Provincially, the data from Food Banks Canada has attracted the attention of the Saskatchewan NDP.

Leader Ryan Meili held a press conference Friday to address Saskatchewan’s rate of children accessing food banks, the highest in the nation.

“We’ve heard … that there are serious concerns for food security across the country, but in Saskatchewan, those are particularly dire,” he said.

Meili cited Saskatchewan’s high rates of child poverty – 25 per cent, as well as the rate of child poverty on reserve of 60 per cent.

“This is one more piece of evidence of the problem we have in Saskatchewan. … Those numbers are embarrassing,” he said.

“Saskatchewan is a wealthy place. It should be the best place in the country to be a kid, and instead, it’s the hungriest and it’s the poorest. We need to do better.”

Meili called on the provincial government to implement a poverty reduction strategy. He also called for expansions to school food programs.

“Let’s make that a goal for us to have the lowest poverty rate instead of the highest, and let’s make sure no kids are going to school or to bed hungry, and one of the ways to do that is to expand school food programs,” he said.

Locally, businesses have stepped up to help fund food programs for schools.
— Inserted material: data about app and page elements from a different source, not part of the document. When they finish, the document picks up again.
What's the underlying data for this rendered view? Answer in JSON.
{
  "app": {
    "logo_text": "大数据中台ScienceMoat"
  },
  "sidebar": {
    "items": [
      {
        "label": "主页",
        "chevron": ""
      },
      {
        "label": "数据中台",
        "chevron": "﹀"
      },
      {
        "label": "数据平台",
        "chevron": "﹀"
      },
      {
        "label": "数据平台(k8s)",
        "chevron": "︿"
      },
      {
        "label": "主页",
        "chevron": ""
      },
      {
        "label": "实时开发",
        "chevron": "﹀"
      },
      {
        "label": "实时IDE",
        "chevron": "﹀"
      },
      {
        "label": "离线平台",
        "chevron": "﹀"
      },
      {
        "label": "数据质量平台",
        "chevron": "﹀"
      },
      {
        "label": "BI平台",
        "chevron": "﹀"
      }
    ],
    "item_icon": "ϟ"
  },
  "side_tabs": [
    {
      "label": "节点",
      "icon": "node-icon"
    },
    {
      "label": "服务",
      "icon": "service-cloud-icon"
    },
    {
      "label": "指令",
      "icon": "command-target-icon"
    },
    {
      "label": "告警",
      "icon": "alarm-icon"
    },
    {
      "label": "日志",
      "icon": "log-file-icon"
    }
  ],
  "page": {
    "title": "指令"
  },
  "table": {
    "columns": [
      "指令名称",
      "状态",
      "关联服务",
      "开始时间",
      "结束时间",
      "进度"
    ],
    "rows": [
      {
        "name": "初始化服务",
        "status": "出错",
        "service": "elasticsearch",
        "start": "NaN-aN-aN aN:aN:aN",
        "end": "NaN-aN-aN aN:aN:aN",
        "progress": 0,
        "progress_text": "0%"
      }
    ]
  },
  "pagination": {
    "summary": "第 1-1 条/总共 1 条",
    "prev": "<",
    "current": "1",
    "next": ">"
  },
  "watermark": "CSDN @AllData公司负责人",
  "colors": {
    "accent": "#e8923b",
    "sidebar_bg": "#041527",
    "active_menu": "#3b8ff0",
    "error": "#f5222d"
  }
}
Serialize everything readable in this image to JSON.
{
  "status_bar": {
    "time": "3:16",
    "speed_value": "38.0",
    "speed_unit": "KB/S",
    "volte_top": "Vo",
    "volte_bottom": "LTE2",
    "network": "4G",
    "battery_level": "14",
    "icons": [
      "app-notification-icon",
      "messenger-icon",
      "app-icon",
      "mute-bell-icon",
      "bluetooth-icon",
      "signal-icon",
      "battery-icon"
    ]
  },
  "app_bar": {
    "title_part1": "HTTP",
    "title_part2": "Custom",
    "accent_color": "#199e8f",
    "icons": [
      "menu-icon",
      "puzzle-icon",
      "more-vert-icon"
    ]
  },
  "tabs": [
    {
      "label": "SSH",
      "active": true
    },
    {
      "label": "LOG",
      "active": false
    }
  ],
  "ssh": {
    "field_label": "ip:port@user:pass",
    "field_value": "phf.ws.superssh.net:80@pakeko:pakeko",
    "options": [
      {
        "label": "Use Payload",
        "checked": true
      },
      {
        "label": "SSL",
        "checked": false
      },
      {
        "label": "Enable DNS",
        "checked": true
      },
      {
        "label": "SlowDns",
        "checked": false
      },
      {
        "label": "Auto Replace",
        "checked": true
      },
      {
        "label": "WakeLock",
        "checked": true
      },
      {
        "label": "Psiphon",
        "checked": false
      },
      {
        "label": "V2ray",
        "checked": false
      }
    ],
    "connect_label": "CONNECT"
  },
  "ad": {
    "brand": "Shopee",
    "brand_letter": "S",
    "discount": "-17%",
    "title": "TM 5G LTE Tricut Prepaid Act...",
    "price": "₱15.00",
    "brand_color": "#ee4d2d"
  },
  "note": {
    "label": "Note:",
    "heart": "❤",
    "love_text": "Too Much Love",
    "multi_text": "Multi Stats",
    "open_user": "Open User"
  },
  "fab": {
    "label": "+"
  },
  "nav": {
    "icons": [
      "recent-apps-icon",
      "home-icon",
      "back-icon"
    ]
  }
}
Stores have made single large donations to food programs, while the Feeding our Futures program, which runs in both the public and Catholic school divisions, is supported a consortium of local businesses.

Food bank use by the numbers
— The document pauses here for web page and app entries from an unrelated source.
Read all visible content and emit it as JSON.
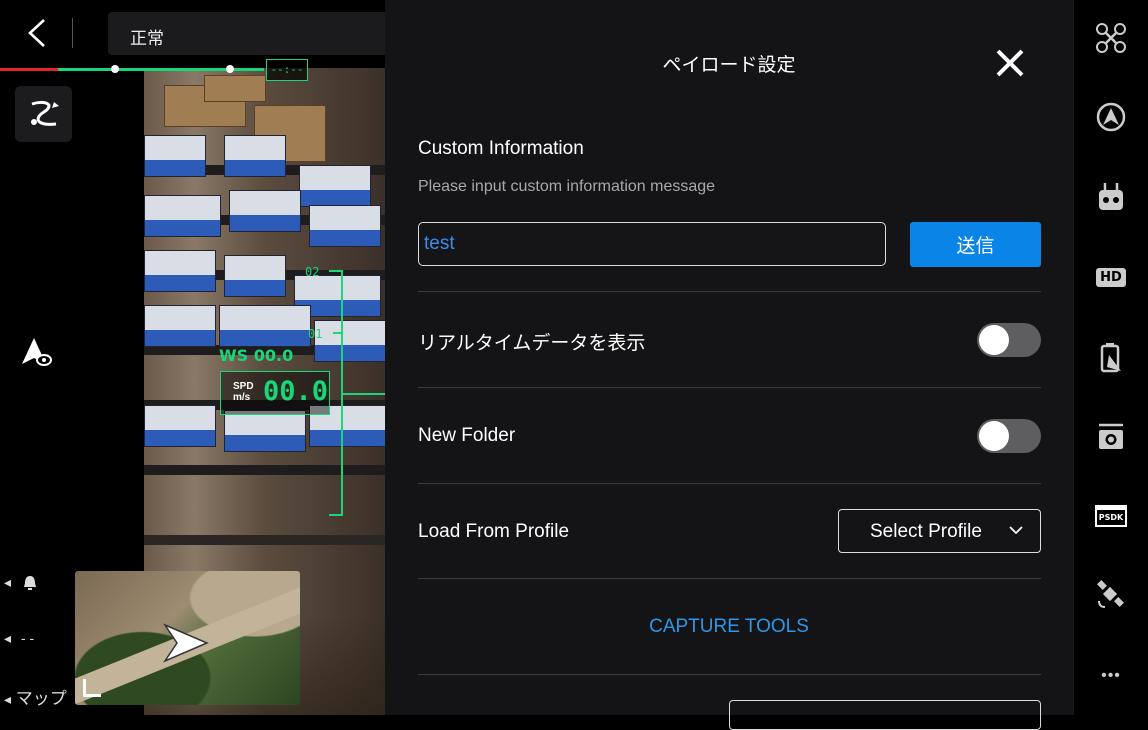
{
  "top_bar": {
    "status": "正常",
    "progress_label": "--:--"
  },
  "hud": {
    "tick_top": "02",
    "tick_mid": "01",
    "ws": "WS 00.0",
    "spd_label_line1": "SPD",
    "spd_label_line2": "m/s",
    "spd_value": "00.0"
  },
  "left_indicators": {
    "dash": "- -",
    "map": "マップ"
  },
  "settings_panel": {
    "title": "ペイロード設定",
    "custom_info": {
      "label": "Custom Information",
      "hint": "Please input custom information message",
      "value": "test",
      "send_label": "送信"
    },
    "rows": {
      "realtime_label": "リアルタイムデータを表示",
      "realtime_on": false,
      "new_folder_label": "New Folder",
      "new_folder_on": false,
      "load_profile_label": "Load From Profile",
      "select_profile_value": "Select Profile"
    },
    "capture_tools": "CAPTURE TOOLS"
  },
  "right_toolbar": {
    "icons": [
      "drone-icon",
      "flight-mode-icon",
      "remote-controller-icon",
      "hd-icon",
      "battery-icon",
      "camera-icon",
      "psdk-icon",
      "rtk-satellite-icon",
      "more-icon"
    ],
    "hd_label": "HD",
    "psdk_label": "PSDK",
    "more_label": "•••"
  },
  "colors": {
    "accent_blue": "#0b84e8",
    "link_blue": "#2b97ea",
    "hud_green": "#1ad67a",
    "progress_red": "#e0262b",
    "panel_bg": "#161618"
  }
}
Children aren’t the only demographic overrepresented in food bank usage, both provincially and at the local level.

In Saskatchewan in March 2018, single people made up 43.1 per cent of all households served by food banks. Single parent families consisted of 28.4 per cent.

Just over half, 52.2 per cent of visitors, had social assistance as the primary income source, while 8.5 per cent were on provincial disability-related supports.

Locally, from April to December 2018, single people represented 38 per cent of all visits and increased seven per cent from a year prior.

Single-parent families made up 27 per cent of all visits, while two-parent families made up 25 per cent of all visits. Childless couples accounted for 10 per cent of the food bank’s April-December 2018 clientele.

Two-parent families, though, jumped the most from 2017 to 2018, increasing by 36 per cent. Both single-parent families and couples without kids increased by 11 per cent. Overall, visits went from 874  in 2017 to 1001 in 2018, an increase of 15 per cent.